The letter of assurances, dated 24 October 1991, states the following in specific about the issue of Jerusalem: "The United States is opposed to the Israeli annexation of East Jerusalem and the extension of Israeli law on it and the extension of Jerusalem's municipal boundaries. We encourage all sides to avoid unilateral acts that would exasperate local tensions or make negotiations more difficult or preempt their outcome". We are now witnessing exactly such actions, and we hope that the United States will take a clear position in line with its assurances in this regard.

Mr. President,

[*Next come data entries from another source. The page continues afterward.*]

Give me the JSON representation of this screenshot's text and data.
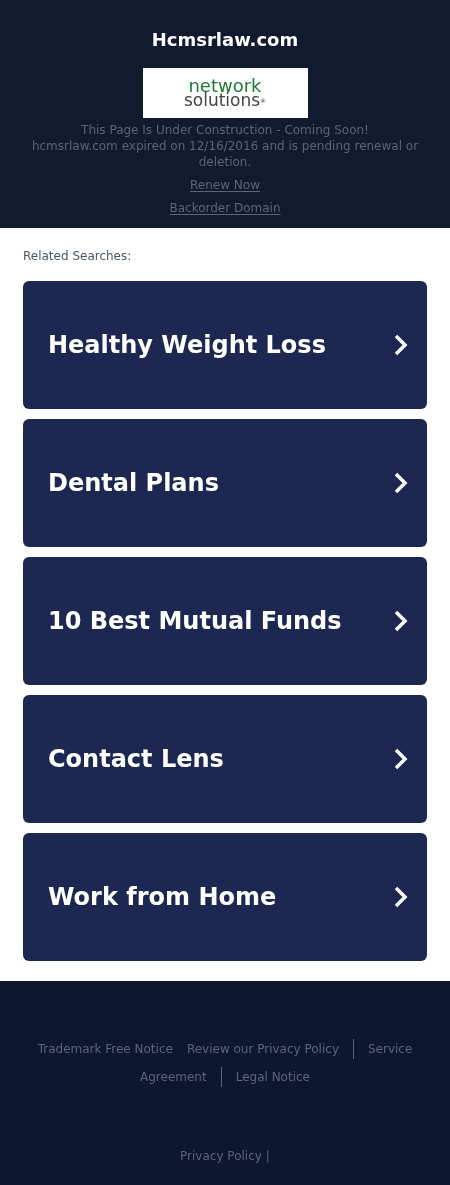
{
  "header": {
    "title": "Hcmsrlaw.com",
    "logo": {
      "line_1": "network",
      "line_2": "solutions",
      "mark": "®"
    },
    "notice": "This Page Is Under Construction - Coming Soon!",
    "expiry": "hcmsrlaw.com expired on 12/16/2016 and is pending renewal or deletion.",
    "links": [
      "Renew Now",
      "Backorder Domain"
    ]
  },
  "related": {
    "heading": "Related Searches:",
    "items": [
      {
        "label": "Healthy Weight Loss"
      },
      {
        "label": "Dental Plans"
      },
      {
        "label": "10 Best Mutual Funds"
      },
      {
        "label": "Contact Lens"
      },
      {
        "label": "Work from Home"
      }
    ]
  },
  "footer": {
    "rows": [
      [
        {
          "kind": "link",
          "label": "Trademark Free Notice"
        },
        {
          "kind": "link",
          "label": "Review our Privacy Policy"
        },
        {
          "kind": "divider"
        },
        {
          "kind": "link",
          "label": "Service"
        }
      ],
      [
        {
          "kind": "link",
          "label": "Agreement"
        },
        {
          "kind": "divider"
        },
        {
          "kind": "link",
          "label": "Legal Notice"
        }
      ]
    ],
    "privacy": "Privacy Policy",
    "separator": "|"
  }
}
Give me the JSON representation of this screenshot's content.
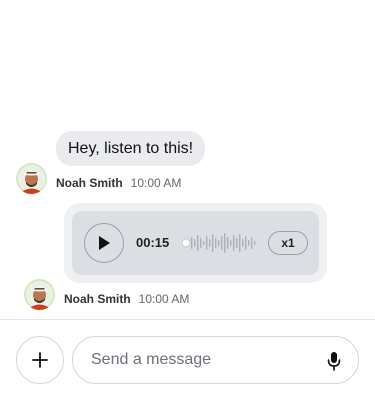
{
  "messages": [
    {
      "type": "text",
      "text": "Hey, listen to this!",
      "author": "Noah Smith",
      "time": "10:00 AM"
    },
    {
      "type": "voice",
      "duration": "00:15",
      "speed": "x1",
      "progress": 0,
      "author": "Noah Smith",
      "time": "10:00 AM"
    }
  ],
  "composer": {
    "placeholder": "Send a message",
    "value": ""
  },
  "icons": {
    "add": "plus-icon",
    "mic": "microphone-icon",
    "play": "play-icon"
  }
}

We would like to say a word regarding recent attempts currently underway in the U.S. Congress to move the American Embassy in Israel to Jerusalem, which means an attempt to cancel U.S. policy which has prevailed over forty years in this regard. Under normal circumstances, we would not be dealing with the proceedings in the parliaments of member states, but this specific case has exceeded the mere hypothetical on the one hand and it touches upon the vital interests of our people and it represents a violation of international law and relevant Security Council resolutions on the other hand. We appreciate the position of the current administration with regard to these new attempts, as well as the positions of previous administrations. But, at the same time, we want to warn of the catastrophic consequences which these attempts might cause if they are successful.

In this regard, if such attempts actually materialize, we will work to build an Arab-Islamic position on it and we will be obliged to fight it despite our slight capabilities. In part, our response will be within the framework of the United Nations system, including the Security Council, within the meaning of Article 27, paragraph 3 of the Charter of the United Nations, and including the International Court of Justice, requesting its advisory opinion or some other form of involvement.

Mr. President,

Now what is required from your august Council? What is required with regard to this specific issue is for the Council to assume its duties to guarantee the rescinding of the Israeli confiscation orders through the adoption of a clear resolution by the Council. What is also required is for the Council to make the Israelis understand the importance of not repeating such acts in the future. This, of course, falls within the framework of what is required in general from the Council, namely to guarantee the respect of international law and to provide the necessary support for the peace process.

It is truly our hope that the Council will succeed this time in assuming its responsibilities, as opposed to what recently happened on 29 February 1995, when the Council did not resume its task after the general debate. Probably, had we succeeded then, we would not have had to come before the Council today. We hope that we will succeed this time so that we will not have to come before the Council again in the future.

Mr. President,

Jerusalem, the Holy City for the three monotheistic religions, was and will remain the key to war and peace. It is the first qiblah for Muslims and the third of Islam's sacred mosques and it is the destination of the Prophet's divine journey. It is the burial place of Jesus Christ. Throughout history it has been a theater for both conflict and peace. It is not like any other city and it has always maintained an Islamic and Arab identity, and it will remain so. All Israeli attempts to change its character, falsify its history and denying the rights of the Palestinians in it is extremely dangerous and touches upon the dignity and the convictions of the Islamic and Arab worlds.

The Palestinian people, under the leadership of the Palestine Liberation Organization, will continue their struggle to achieve their legitimate rights, including the right to establish their independent state, with Jerusalem as its capital.